* _TASK DESCRIPTION_
A word-for-word repetition of the records beneath this task is the expected answer.

* _RECORDS FOR THIS EXERCISE_

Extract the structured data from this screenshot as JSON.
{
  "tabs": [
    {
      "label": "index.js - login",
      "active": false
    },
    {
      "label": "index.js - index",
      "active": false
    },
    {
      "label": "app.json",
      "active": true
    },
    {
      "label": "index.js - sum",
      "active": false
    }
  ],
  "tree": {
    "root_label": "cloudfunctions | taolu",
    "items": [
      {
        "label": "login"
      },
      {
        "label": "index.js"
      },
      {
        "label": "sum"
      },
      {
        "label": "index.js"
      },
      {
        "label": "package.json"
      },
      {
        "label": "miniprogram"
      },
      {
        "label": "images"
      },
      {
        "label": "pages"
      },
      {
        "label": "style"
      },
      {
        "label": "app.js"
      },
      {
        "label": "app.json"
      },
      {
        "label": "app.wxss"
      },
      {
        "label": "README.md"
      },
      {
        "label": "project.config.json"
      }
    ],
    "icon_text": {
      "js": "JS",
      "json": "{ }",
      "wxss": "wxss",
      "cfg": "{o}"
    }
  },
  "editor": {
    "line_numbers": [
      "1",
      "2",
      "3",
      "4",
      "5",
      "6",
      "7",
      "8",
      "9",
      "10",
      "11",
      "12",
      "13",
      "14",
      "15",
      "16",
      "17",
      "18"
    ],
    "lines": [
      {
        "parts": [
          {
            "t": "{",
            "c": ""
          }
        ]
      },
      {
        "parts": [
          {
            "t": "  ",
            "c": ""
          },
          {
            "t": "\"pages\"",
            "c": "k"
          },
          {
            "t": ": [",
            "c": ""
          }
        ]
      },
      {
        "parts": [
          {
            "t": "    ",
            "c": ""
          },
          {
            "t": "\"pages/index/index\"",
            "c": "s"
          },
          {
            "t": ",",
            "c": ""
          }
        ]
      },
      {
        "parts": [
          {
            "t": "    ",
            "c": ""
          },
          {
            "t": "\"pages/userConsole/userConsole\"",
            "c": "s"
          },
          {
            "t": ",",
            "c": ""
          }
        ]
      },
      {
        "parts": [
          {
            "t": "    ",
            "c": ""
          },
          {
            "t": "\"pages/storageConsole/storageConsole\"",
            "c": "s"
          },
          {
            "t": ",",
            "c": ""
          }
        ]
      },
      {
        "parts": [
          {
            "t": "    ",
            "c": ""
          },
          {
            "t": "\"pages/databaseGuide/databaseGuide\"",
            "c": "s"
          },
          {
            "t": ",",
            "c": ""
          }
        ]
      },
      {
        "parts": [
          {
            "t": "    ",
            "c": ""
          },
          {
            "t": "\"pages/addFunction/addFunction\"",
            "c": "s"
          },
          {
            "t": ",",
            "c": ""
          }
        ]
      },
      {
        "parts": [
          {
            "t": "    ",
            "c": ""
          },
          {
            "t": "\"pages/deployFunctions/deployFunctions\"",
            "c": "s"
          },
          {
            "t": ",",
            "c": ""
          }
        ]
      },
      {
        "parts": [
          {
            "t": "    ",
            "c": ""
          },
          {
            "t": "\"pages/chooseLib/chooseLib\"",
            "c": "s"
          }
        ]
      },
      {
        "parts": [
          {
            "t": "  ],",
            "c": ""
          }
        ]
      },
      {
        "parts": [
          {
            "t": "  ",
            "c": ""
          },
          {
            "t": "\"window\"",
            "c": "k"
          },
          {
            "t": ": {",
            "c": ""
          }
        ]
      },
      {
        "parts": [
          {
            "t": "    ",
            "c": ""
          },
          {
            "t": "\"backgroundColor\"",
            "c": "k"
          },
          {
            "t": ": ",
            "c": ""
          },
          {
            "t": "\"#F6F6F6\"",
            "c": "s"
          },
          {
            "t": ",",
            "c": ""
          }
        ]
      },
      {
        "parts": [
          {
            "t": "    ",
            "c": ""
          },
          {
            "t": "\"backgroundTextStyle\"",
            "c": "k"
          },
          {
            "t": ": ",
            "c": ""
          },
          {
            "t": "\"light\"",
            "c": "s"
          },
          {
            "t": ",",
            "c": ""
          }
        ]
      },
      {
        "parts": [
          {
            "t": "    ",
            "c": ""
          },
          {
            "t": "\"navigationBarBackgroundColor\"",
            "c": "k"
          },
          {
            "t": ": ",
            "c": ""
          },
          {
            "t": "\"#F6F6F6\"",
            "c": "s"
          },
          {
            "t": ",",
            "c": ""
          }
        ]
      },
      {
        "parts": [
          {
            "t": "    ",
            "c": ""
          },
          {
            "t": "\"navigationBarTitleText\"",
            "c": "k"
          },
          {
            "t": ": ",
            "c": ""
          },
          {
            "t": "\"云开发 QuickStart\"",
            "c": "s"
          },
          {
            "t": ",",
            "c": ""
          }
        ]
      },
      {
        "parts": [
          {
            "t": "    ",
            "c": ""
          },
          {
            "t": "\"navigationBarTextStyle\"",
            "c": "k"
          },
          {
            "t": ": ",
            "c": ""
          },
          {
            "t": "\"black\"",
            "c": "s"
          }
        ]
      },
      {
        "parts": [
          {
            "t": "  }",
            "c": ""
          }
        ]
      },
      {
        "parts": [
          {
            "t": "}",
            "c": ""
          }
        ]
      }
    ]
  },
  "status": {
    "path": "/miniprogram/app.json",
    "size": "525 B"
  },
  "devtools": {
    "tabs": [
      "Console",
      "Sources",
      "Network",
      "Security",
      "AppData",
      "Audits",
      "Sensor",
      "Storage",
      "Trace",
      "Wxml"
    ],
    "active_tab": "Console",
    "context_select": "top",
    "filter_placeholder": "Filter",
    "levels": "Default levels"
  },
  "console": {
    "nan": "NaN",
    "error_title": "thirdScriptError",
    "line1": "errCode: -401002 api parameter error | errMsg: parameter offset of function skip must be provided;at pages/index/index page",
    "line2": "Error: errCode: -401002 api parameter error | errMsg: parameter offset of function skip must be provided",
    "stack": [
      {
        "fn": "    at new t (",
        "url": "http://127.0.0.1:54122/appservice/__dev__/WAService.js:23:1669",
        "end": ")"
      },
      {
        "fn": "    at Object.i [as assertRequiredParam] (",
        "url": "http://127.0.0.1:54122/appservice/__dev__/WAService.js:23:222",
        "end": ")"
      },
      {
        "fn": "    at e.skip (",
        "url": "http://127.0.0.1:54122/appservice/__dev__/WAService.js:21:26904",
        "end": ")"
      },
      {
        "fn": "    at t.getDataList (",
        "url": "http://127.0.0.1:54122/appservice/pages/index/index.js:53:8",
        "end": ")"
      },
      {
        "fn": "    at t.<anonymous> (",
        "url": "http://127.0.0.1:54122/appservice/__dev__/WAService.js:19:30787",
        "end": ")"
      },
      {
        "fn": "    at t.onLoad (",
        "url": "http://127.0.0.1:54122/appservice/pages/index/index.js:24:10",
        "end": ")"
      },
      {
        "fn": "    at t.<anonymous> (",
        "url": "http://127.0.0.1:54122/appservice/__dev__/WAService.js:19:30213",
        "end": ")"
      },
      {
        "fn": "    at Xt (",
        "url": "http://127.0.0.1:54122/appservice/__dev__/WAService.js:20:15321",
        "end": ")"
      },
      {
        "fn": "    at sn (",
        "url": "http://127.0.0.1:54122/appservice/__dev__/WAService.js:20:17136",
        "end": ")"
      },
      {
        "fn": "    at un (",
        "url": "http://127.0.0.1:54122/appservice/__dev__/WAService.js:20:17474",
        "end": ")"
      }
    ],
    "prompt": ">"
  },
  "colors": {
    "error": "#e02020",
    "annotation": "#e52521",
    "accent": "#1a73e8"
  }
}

* _SOLUTION FOR THIS EXERCISE_
Extract the structured data from this screenshot as JSON.
{
  "tabs": [
    {
      "label": "index.js - login",
      "active": false
    },
    {
      "label": "index.js - index",
      "active": false
    },
    {
      "label": "app.json",
      "active": true
    },
    {
      "label": "index.js - sum",
      "active": false
    }
  ],
  "tree": {
    "root_label": "cloudfunctions | taolu",
    "items": [
      {
        "label": "login"
      },
      {
        "label": "index.js"
      },
      {
        "label": "sum"
      },
      {
        "label": "index.js"
      },
      {
        "label": "package.json"
      },
      {
        "label": "miniprogram"
      },
      {
        "label": "images"
      },
      {
        "label": "pages"
      },
      {
        "label": "style"
      },
      {
        "label": "app.js"
      },
      {
        "label": "app.json"
      },
      {
        "label": "app.wxss"
      },
      {
        "label": "README.md"
      },
      {
        "label": "project.config.json"
      }
    ],
    "icon_text": {
      "js": "JS",
      "json": "{ }",
      "wxss": "wxss",
      "cfg": "{o}"
    }
  },
  "editor": {
    "line_numbers": [
      "1",
      "2",
      "3",
      "4",
      "5",
      "6",
      "7",
      "8",
      "9",
      "10",
      "11",
      "12",
      "13",
      "14",
      "15",
      "16",
      "17",
      "18"
    ],
    "lines": [
      {
        "parts": [
          {
            "t": "{",
            "c": ""
          }
        ]
      },
      {
        "parts": [
          {
            "t": "  ",
            "c": ""
          },
          {
            "t": "\"pages\"",
            "c": "k"
          },
          {
            "t": ": [",
            "c": ""
          }
        ]
      },
      {
        "parts": [
          {
            "t": "    ",
            "c": ""
          },
          {
            "t": "\"pages/index/index\"",
            "c": "s"
          },
          {
            "t": ",",
            "c": ""
          }
        ]
      },
      {
        "parts": [
          {
            "t": "    ",
            "c": ""
          },
          {
            "t": "\"pages/userConsole/userConsole\"",
            "c": "s"
          },
          {
            "t": ",",
            "c": ""
          }
        ]
      },
      {
        "parts": [
          {
            "t": "    ",
            "c": ""
          },
          {
            "t": "\"pages/storageConsole/storageConsole\"",
            "c": "s"
          },
          {
            "t": ",",
            "c": ""
          }
        ]
      },
      {
        "parts": [
          {
            "t": "    ",
            "c": ""
          },
          {
            "t": "\"pages/databaseGuide/databaseGuide\"",
            "c": "s"
          },
          {
            "t": ",",
            "c": ""
          }
        ]
      },
      {
        "parts": [
          {
            "t": "    ",
            "c": ""
          },
          {
            "t": "\"pages/addFunction/addFunction\"",
            "c": "s"
          },
          {
            "t": ",",
            "c": ""
          }
        ]
      },
      {
        "parts": [
          {
            "t": "    ",
            "c": ""
          },
          {
            "t": "\"pages/deployFunctions/deployFunctions\"",
            "c": "s"
          },
          {
            "t": ",",
            "c": ""
          }
        ]
      },
      {
        "parts": [
          {
            "t": "    ",
            "c": ""
          },
          {
            "t": "\"pages/chooseLib/chooseLib\"",
            "c": "s"
          }
        ]
      },
      {
        "parts": [
          {
            "t": "  ],",
            "c": ""
          }
        ]
      },
      {
        "parts": [
          {
            "t": "  ",
            "c": ""
          },
          {
            "t": "\"window\"",
            "c": "k"
          },
          {
            "t": ": {",
            "c": ""
          }
        ]
      },
      {
        "parts": [
          {
            "t": "    ",
            "c": ""
          },
          {
            "t": "\"backgroundColor\"",
            "c": "k"
          },
          {
            "t": ": ",
            "c": ""
          },
          {
            "t": "\"#F6F6F6\"",
            "c": "s"
          },
          {
            "t": ",",
            "c": ""
          }
        ]
      },
      {
        "parts": [
          {
            "t": "    ",
            "c": ""
          },
          {
            "t": "\"backgroundTextStyle\"",
            "c": "k"
          },
          {
            "t": ": ",
            "c": ""
          },
          {
            "t": "\"light\"",
            "c": "s"
          },
          {
            "t": ",",
            "c": ""
          }
        ]
      },
      {
        "parts": [
          {
            "t": "    ",
            "c": ""
          },
          {
            "t": "\"navigationBarBackgroundColor\"",
            "c": "k"
          },
          {
            "t": ": ",
            "c": ""
          },
          {
            "t": "\"#F6F6F6\"",
            "c": "s"
          },
          {
            "t": ",",
            "c": ""
          }
        ]
      },
      {
        "parts": [
          {
            "t": "    ",
            "c": ""
          },
          {
            "t": "\"navigationBarTitleText\"",
            "c": "k"
          },
          {
            "t": ": ",
            "c": ""
          },
          {
            "t": "\"云开发 QuickStart\"",
            "c": "s"
          },
          {
            "t": ",",
            "c": ""
          }
        ]
      },
      {
        "parts": [
          {
            "t": "    ",
            "c": ""
          },
          {
            "t": "\"navigationBarTextStyle\"",
            "c": "k"
          },
          {
            "t": ": ",
            "c": ""
          },
          {
            "t": "\"black\"",
            "c": "s"
          }
        ]
      },
      {
        "parts": [
          {
            "t": "  }",
            "c": ""
          }
        ]
      },
      {
        "parts": [
          {
            "t": "}",
            "c": ""
          }
        ]
      }
    ]
  },
  "status": {
    "path": "/miniprogram/app.json",
    "size": "525 B"
  },
  "devtools": {
    "tabs": [
      "Console",
      "Sources",
      "Network",
      "Security",
      "AppData",
      "Audits",
      "Sensor",
      "Storage",
      "Trace",
      "Wxml"
    ],
    "active_tab": "Console",
    "context_select": "top",
    "filter_placeholder": "Filter",
    "levels": "Default levels"
  },
  "console": {
    "nan": "NaN",
    "error_title": "thirdScriptError",
    "line1": "errCode: -401002 api parameter error | errMsg: parameter offset of function skip must be provided;at pages/index/index page",
    "line2": "Error: errCode: -401002 api parameter error | errMsg: parameter offset of function skip must be provided",
    "stack": [
      {
        "fn": "    at new t (",
        "url": "http://127.0.0.1:54122/appservice/__dev__/WAService.js:23:1669",
        "end": ")"
      },
      {
        "fn": "    at Object.i [as assertRequiredParam] (",
        "url": "http://127.0.0.1:54122/appservice/__dev__/WAService.js:23:222",
        "end": ")"
      },
      {
        "fn": "    at e.skip (",
        "url": "http://127.0.0.1:54122/appservice/__dev__/WAService.js:21:26904",
        "end": ")"
      },
      {
        "fn": "    at t.getDataList (",
        "url": "http://127.0.0.1:54122/appservice/pages/index/index.js:53:8",
        "end": ")"
      },
      {
        "fn": "    at t.<anonymous> (",
        "url": "http://127.0.0.1:54122/appservice/__dev__/WAService.js:19:30787",
        "end": ")"
      },
      {
        "fn": "    at t.onLoad (",
        "url": "http://127.0.0.1:54122/appservice/pages/index/index.js:24:10",
        "end": ")"
      },
      {
        "fn": "    at t.<anonymous> (",
        "url": "http://127.0.0.1:54122/appservice/__dev__/WAService.js:19:30213",
        "end": ")"
      },
      {
        "fn": "    at Xt (",
        "url": "http://127.0.0.1:54122/appservice/__dev__/WAService.js:20:15321",
        "end": ")"
      },
      {
        "fn": "    at sn (",
        "url": "http://127.0.0.1:54122/appservice/__dev__/WAService.js:20:17136",
        "end": ")"
      },
      {
        "fn": "    at un (",
        "url": "http://127.0.0.1:54122/appservice/__dev__/WAService.js:20:17474",
        "end": ")"
      }
    ],
    "prompt": ">"
  },
  "colors": {
    "error": "#e02020",
    "annotation": "#e52521",
    "accent": "#1a73e8"
  }
}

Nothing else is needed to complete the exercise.